[Excerpts from an interface dataset]
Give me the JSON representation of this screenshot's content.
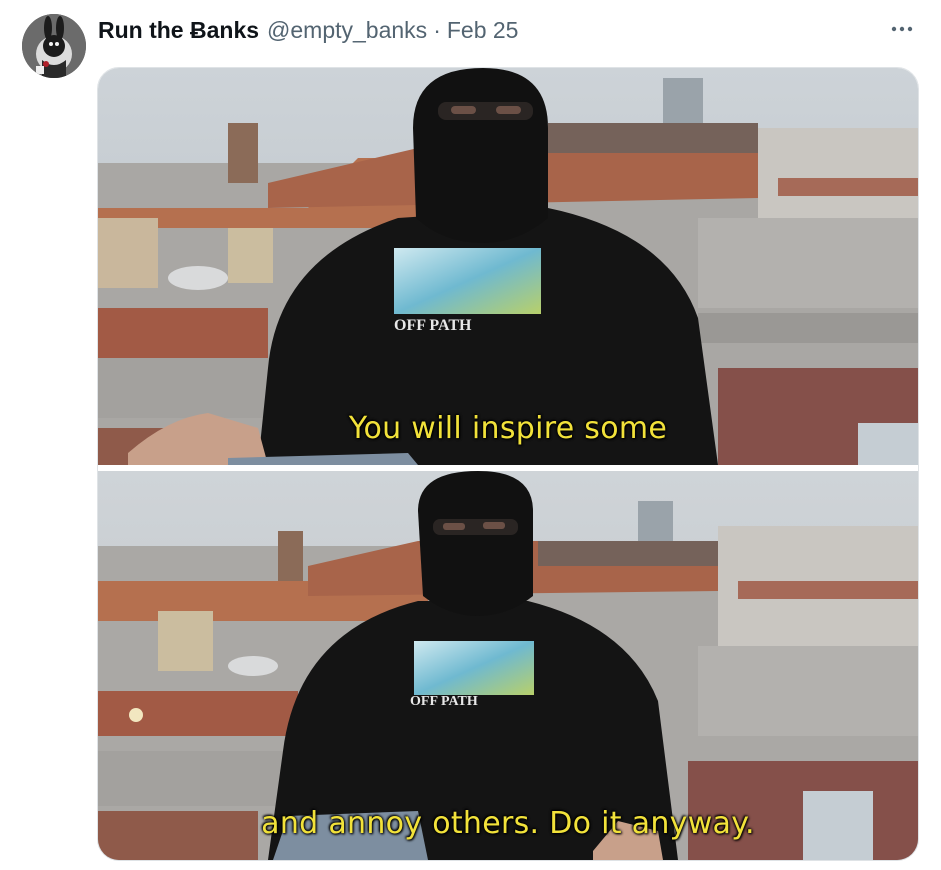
{
  "tweet": {
    "author_name": "Run the Ƀanks",
    "author_handle": "@empty_banks",
    "separator": "·",
    "date": "Feb 25",
    "more_icon": "ellipsis-icon",
    "avatar_icon": "rabbit-avatar-icon"
  },
  "media": {
    "panels": [
      {
        "subtitle": "You will inspire some",
        "hoodie_text": "OFF PATH"
      },
      {
        "subtitle": "and annoy others. Do it anyway.",
        "hoodie_text": "OFF PATH"
      }
    ]
  },
  "colors": {
    "subtitle": "#f2e23a",
    "name": "#0f1419",
    "secondary": "#536471"
  }
}
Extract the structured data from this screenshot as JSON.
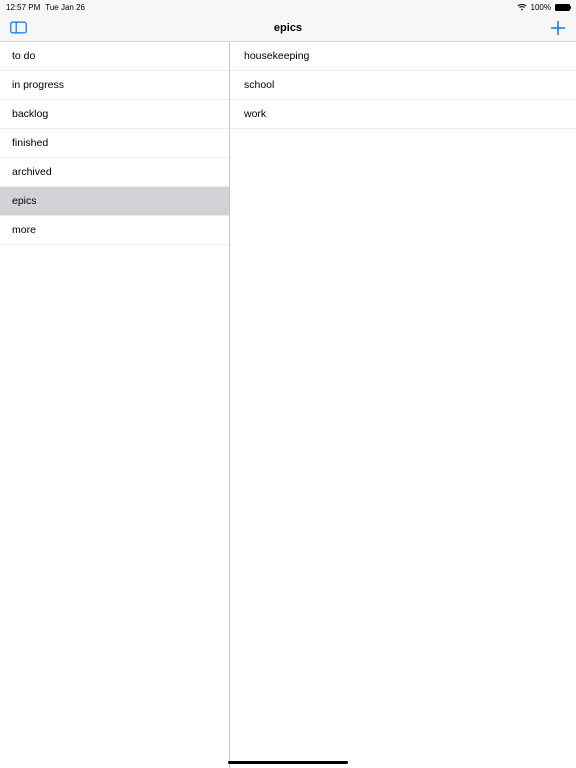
{
  "statusBar": {
    "time": "12:57 PM",
    "date": "Tue Jan 26",
    "batteryPercent": "100%"
  },
  "nav": {
    "title": "epics"
  },
  "sidebar": {
    "items": [
      {
        "label": "to do",
        "selected": false
      },
      {
        "label": "in progress",
        "selected": false
      },
      {
        "label": "backlog",
        "selected": false
      },
      {
        "label": "finished",
        "selected": false
      },
      {
        "label": "archived",
        "selected": false
      },
      {
        "label": "epics",
        "selected": true
      },
      {
        "label": "more",
        "selected": false
      }
    ]
  },
  "content": {
    "items": [
      {
        "label": "housekeeping"
      },
      {
        "label": "school"
      },
      {
        "label": "work"
      }
    ]
  }
}
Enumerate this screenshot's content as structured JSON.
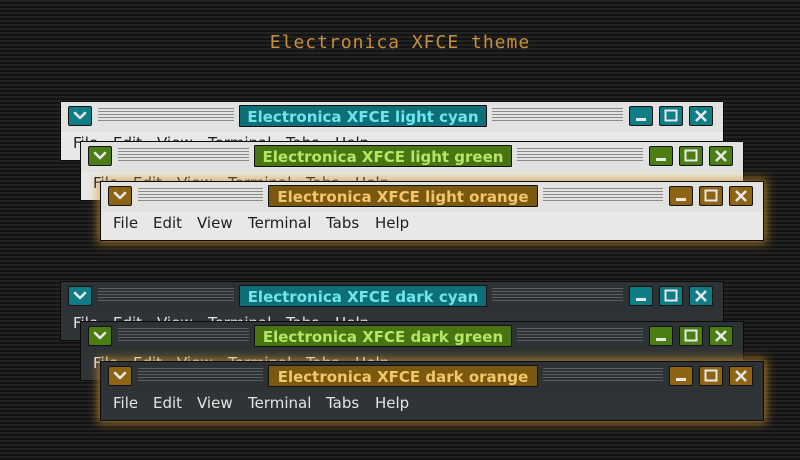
{
  "page": {
    "title": "Electronica XFCE theme"
  },
  "menu_labels": [
    "File",
    "Edit",
    "View",
    "Terminal",
    "Tabs",
    "Help"
  ],
  "windows": [
    {
      "variant": "light-cyan",
      "title": "Electronica XFCE light cyan",
      "accent": "#0f7d86",
      "title_color": "#6fe6ee"
    },
    {
      "variant": "light-green",
      "title": "Electronica XFCE light green",
      "accent": "#4b7d12",
      "title_color": "#b2e866"
    },
    {
      "variant": "light-orange",
      "title": "Electronica XFCE light orange",
      "accent": "#8c6414",
      "title_color": "#f1c76a"
    },
    {
      "variant": "dark-cyan",
      "title": "Electronica XFCE dark cyan",
      "accent": "#0f7d86",
      "title_color": "#6fe6ee"
    },
    {
      "variant": "dark-green",
      "title": "Electronica XFCE dark green",
      "accent": "#4b7d12",
      "title_color": "#b2e866"
    },
    {
      "variant": "dark-orange",
      "title": "Electronica XFCE dark orange",
      "accent": "#8c6414",
      "title_color": "#f1c76a"
    }
  ],
  "colors": {
    "page_title": "#c7903c",
    "focus_glow": "#d69628",
    "light_window_bg": "#e8e8e6",
    "dark_window_bg": "#2f3436"
  },
  "icons": [
    "chevron-down-icon",
    "minimize-icon",
    "maximize-icon",
    "close-icon"
  ]
}
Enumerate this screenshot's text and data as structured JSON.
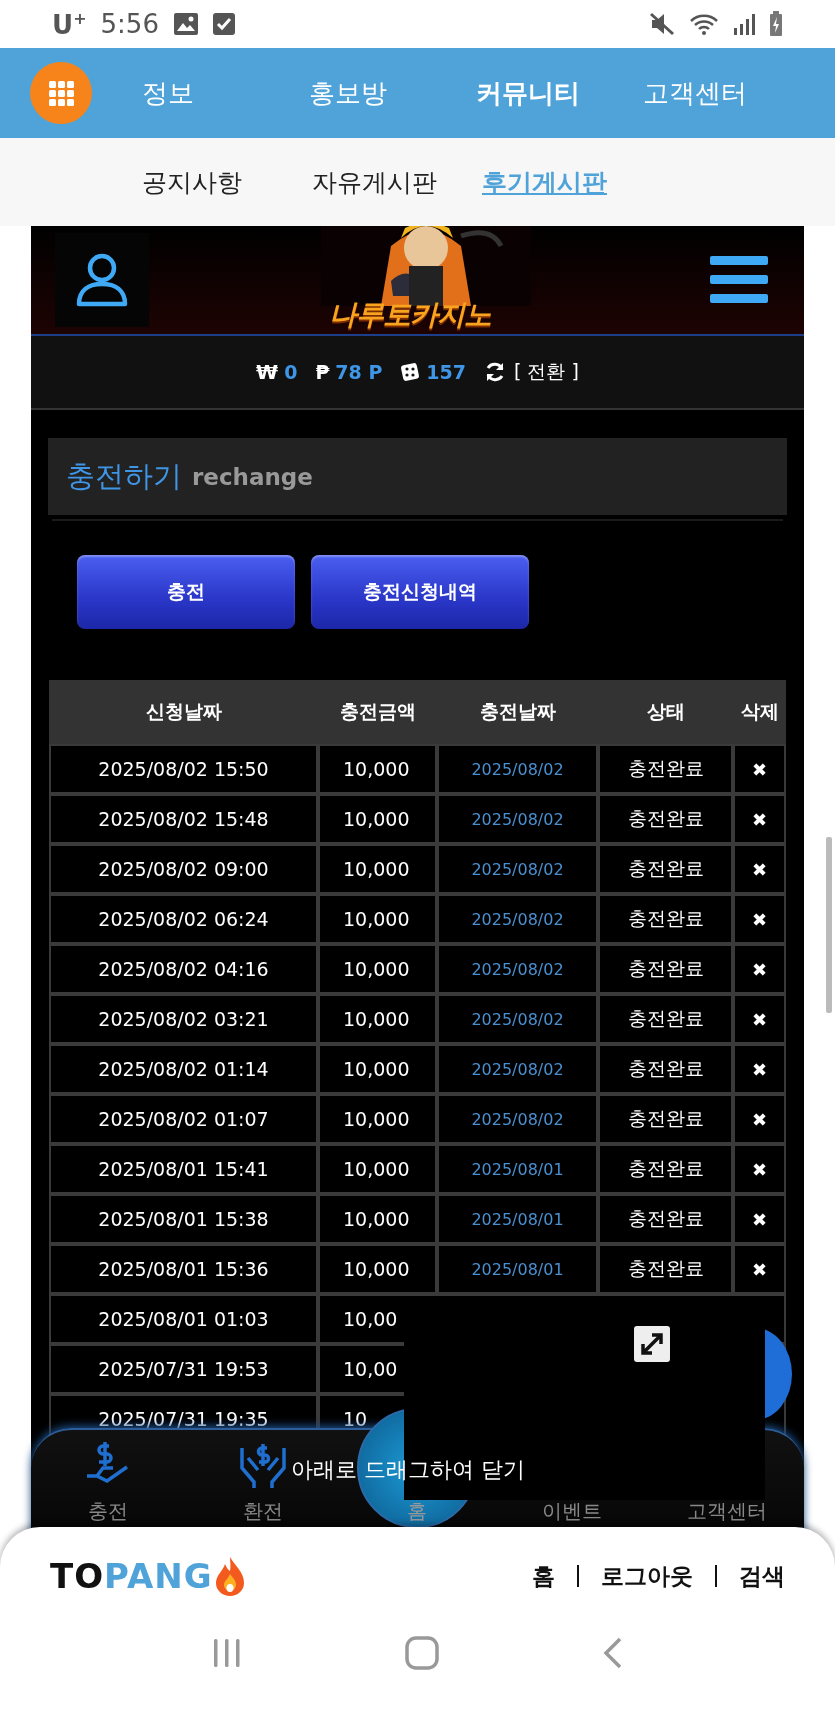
{
  "status_bar": {
    "carrier": "U$^{+}$",
    "time": "5:56"
  },
  "nav": {
    "items": [
      {
        "label": "정보",
        "selected": false
      },
      {
        "label": "홍보방",
        "selected": false
      },
      {
        "label": "커뮤니티",
        "selected": true
      },
      {
        "label": "고객센터",
        "selected": false
      }
    ]
  },
  "sub_nav": {
    "items": [
      {
        "label": "공지사항",
        "selected": false
      },
      {
        "label": "자유게시판",
        "selected": false
      },
      {
        "label": "후기게시판",
        "selected": true
      }
    ]
  },
  "header": {
    "logo": "나루토카지노"
  },
  "balance": {
    "items": [
      {
        "kind": "won",
        "symbol": "₩",
        "value": "0"
      },
      {
        "kind": "point",
        "symbol": "₱",
        "value": "78 P"
      },
      {
        "kind": "dice",
        "value": "157"
      }
    ],
    "switch": "[ 전환 ]"
  },
  "section": {
    "title": "충전하기",
    "subtitle": "rechange"
  },
  "buttons": [
    "충전",
    "충전신청내역"
  ],
  "table": {
    "columns": [
      "신청날짜",
      "충전금액",
      "충전날짜",
      "상태",
      "삭제"
    ],
    "rows": [
      [
        "2025/08/02 15:50",
        "10,000",
        "2025/08/02",
        "충전완료",
        "✖"
      ],
      [
        "2025/08/02 15:48",
        "10,000",
        "2025/08/02",
        "충전완료",
        "✖"
      ],
      [
        "2025/08/02 09:00",
        "10,000",
        "2025/08/02",
        "충전완료",
        "✖"
      ],
      [
        "2025/08/02 06:24",
        "10,000",
        "2025/08/02",
        "충전완료",
        "✖"
      ],
      [
        "2025/08/02 04:16",
        "10,000",
        "2025/08/02",
        "충전완료",
        "✖"
      ],
      [
        "2025/08/02 03:21",
        "10,000",
        "2025/08/02",
        "충전완료",
        "✖"
      ],
      [
        "2025/08/02 01:14",
        "10,000",
        "2025/08/02",
        "충전완료",
        "✖"
      ],
      [
        "2025/08/02 01:07",
        "10,000",
        "2025/08/02",
        "충전완료",
        "✖"
      ],
      [
        "2025/08/01 15:41",
        "10,000",
        "2025/08/01",
        "충전완료",
        "✖"
      ],
      [
        "2025/08/01 15:38",
        "10,000",
        "2025/08/01",
        "충전완료",
        "✖"
      ],
      [
        "2025/08/01 15:36",
        "10,000",
        "2025/08/01",
        "충전완료",
        "✖"
      ],
      [
        "2025/08/01 01:03",
        "10,00"
      ],
      [
        "2025/07/31 19:53",
        "10,00"
      ],
      [
        "2025/07/31 19:35",
        "10"
      ]
    ]
  },
  "bottom_nav": {
    "items": [
      {
        "kind": "hand",
        "label": "충전"
      },
      {
        "kind": "hands",
        "label": "환전"
      },
      {
        "kind": "center",
        "label": "홈"
      },
      {
        "kind": "plain",
        "label": "이벤트"
      },
      {
        "kind": "plain",
        "label": "고객센터"
      }
    ]
  },
  "video_popup": {
    "hint": "아래로 드래그하여 닫기"
  },
  "footer": {
    "logo": [
      "TO",
      "PANG"
    ],
    "links": [
      "홈",
      "로그아웃",
      "검색"
    ]
  }
}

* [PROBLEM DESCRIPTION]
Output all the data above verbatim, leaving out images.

* [OUTPUT OF THE TASK]
Give me the JSON representation of this screenshot's content.
{
  "tweet": {
    "author_name": "Run the Ƀanks",
    "author_handle": "@empty_banks",
    "separator": "·",
    "date": "Feb 25",
    "more_icon": "ellipsis-icon",
    "avatar_icon": "rabbit-avatar-icon"
  },
  "media": {
    "panels": [
      {
        "subtitle": "You will inspire some",
        "hoodie_text": "OFF PATH"
      },
      {
        "subtitle": "and annoy others. Do it anyway.",
        "hoodie_text": "OFF PATH"
      }
    ]
  },
  "colors": {
    "subtitle": "#f2e23a",
    "name": "#0f1419",
    "secondary": "#536471"
  }
}
Extract the structured data from this screenshot as JSON.
{
  "statusBar": {
    "time": "12:57 PM",
    "date": "Tue Jan 26",
    "batteryPercent": "100%"
  },
  "nav": {
    "title": "epics"
  },
  "sidebar": {
    "items": [
      {
        "label": "to do",
        "selected": false
      },
      {
        "label": "in progress",
        "selected": false
      },
      {
        "label": "backlog",
        "selected": false
      },
      {
        "label": "finished",
        "selected": false
      },
      {
        "label": "archived",
        "selected": false
      },
      {
        "label": "epics",
        "selected": true
      },
      {
        "label": "more",
        "selected": false
      }
    ]
  },
  "content": {
    "items": [
      {
        "label": "housekeeping"
      },
      {
        "label": "school"
      },
      {
        "label": "work"
      }
    ]
  }
}
Enumerate this screenshot's content as structured JSON.
{
  "page": {
    "title": "Electronica XFCE theme"
  },
  "menu_labels": [
    "File",
    "Edit",
    "View",
    "Terminal",
    "Tabs",
    "Help"
  ],
  "windows": [
    {
      "variant": "light-cyan",
      "title": "Electronica XFCE light cyan",
      "accent": "#0f7d86",
      "title_color": "#6fe6ee"
    },
    {
      "variant": "light-green",
      "title": "Electronica XFCE light green",
      "accent": "#4b7d12",
      "title_color": "#b2e866"
    },
    {
      "variant": "light-orange",
      "title": "Electronica XFCE light orange",
      "accent": "#8c6414",
      "title_color": "#f1c76a"
    },
    {
      "variant": "dark-cyan",
      "title": "Electronica XFCE dark cyan",
      "accent": "#0f7d86",
      "title_color": "#6fe6ee"
    },
    {
      "variant": "dark-green",
      "title": "Electronica XFCE dark green",
      "accent": "#4b7d12",
      "title_color": "#b2e866"
    },
    {
      "variant": "dark-orange",
      "title": "Electronica XFCE dark orange",
      "accent": "#8c6414",
      "title_color": "#f1c76a"
    }
  ],
  "colors": {
    "page_title": "#c7903c",
    "focus_glow": "#d69628",
    "light_window_bg": "#e8e8e6",
    "dark_window_bg": "#2f3436"
  },
  "icons": [
    "chevron-down-icon",
    "minimize-icon",
    "maximize-icon",
    "close-icon"
  ]
}
Enumerate this screenshot's text and data as structured JSON.
{
  "status_bar": {
    "carrier": "U$^{+}$",
    "time": "5:56"
  },
  "nav": {
    "items": [
      {
        "label": "정보",
        "selected": false
      },
      {
        "label": "홍보방",
        "selected": false
      },
      {
        "label": "커뮤니티",
        "selected": true
      },
      {
        "label": "고객센터",
        "selected": false
      }
    ]
  },
  "sub_nav": {
    "items": [
      {
        "label": "공지사항",
        "selected": false
      },
      {
        "label": "자유게시판",
        "selected": false
      },
      {
        "label": "후기게시판",
        "selected": true
      }
    ]
  },
  "header": {
    "logo": "나루토카지노"
  },
  "balance": {
    "items": [
      {
        "kind": "won",
        "symbol": "₩",
        "value": "0"
      },
      {
        "kind": "point",
        "symbol": "₱",
        "value": "78 P"
      },
      {
        "kind": "dice",
        "value": "157"
      }
    ],
    "switch": "[ 전환 ]"
  },
  "section": {
    "title": "충전하기",
    "subtitle": "rechange"
  },
  "buttons": [
    "충전",
    "충전신청내역"
  ],
  "table": {
    "columns": [
      "신청날짜",
      "충전금액",
      "충전날짜",
      "상태",
      "삭제"
    ],
    "rows": [
      [
        "2025/08/02 15:50",
        "10,000",
        "2025/08/02",
        "충전완료",
        "✖"
      ],
      [
        "2025/08/02 15:48",
        "10,000",
        "2025/08/02",
        "충전완료",
        "✖"
      ],
      [
        "2025/08/02 09:00",
        "10,000",
        "2025/08/02",
        "충전완료",
        "✖"
      ],
      [
        "2025/08/02 06:24",
        "10,000",
        "2025/08/02",
        "충전완료",
        "✖"
      ],
      [
        "2025/08/02 04:16",
        "10,000",
        "2025/08/02",
        "충전완료",
        "✖"
      ],
      [
        "2025/08/02 03:21",
        "10,000",
        "2025/08/02",
        "충전완료",
        "✖"
      ],
      [
        "2025/08/02 01:14",
        "10,000",
        "2025/08/02",
        "충전완료",
        "✖"
      ],
      [
        "2025/08/02 01:07",
        "10,000",
        "2025/08/02",
        "충전완료",
        "✖"
      ],
      [
        "2025/08/01 15:41",
        "10,000",
        "2025/08/01",
        "충전완료",
        "✖"
      ],
      [
        "2025/08/01 15:38",
        "10,000",
        "2025/08/01",
        "충전완료",
        "✖"
      ],
      [
        "2025/08/01 15:36",
        "10,000",
        "2025/08/01",
        "충전완료",
        "✖"
      ],
      [
        "2025/08/01 01:03",
        "10,00"
      ],
      [
        "2025/07/31 19:53",
        "10,00"
      ],
      [
        "2025/07/31 19:35",
        "10"
      ]
    ]
  },
  "bottom_nav": {
    "items": [
      {
        "kind": "hand",
        "label": "충전"
      },
      {
        "kind": "hands",
        "label": "환전"
      },
      {
        "kind": "center",
        "label": "홈"
      },
      {
        "kind": "plain",
        "label": "이벤트"
      },
      {
        "kind": "plain",
        "label": "고객센터"
      }
    ]
  },
  "video_popup": {
    "hint": "아래로 드래그하여 닫기"
  },
  "footer": {
    "logo": [
      "TO",
      "PANG"
    ],
    "links": [
      "홈",
      "로그아웃",
      "검색"
    ]
  }
}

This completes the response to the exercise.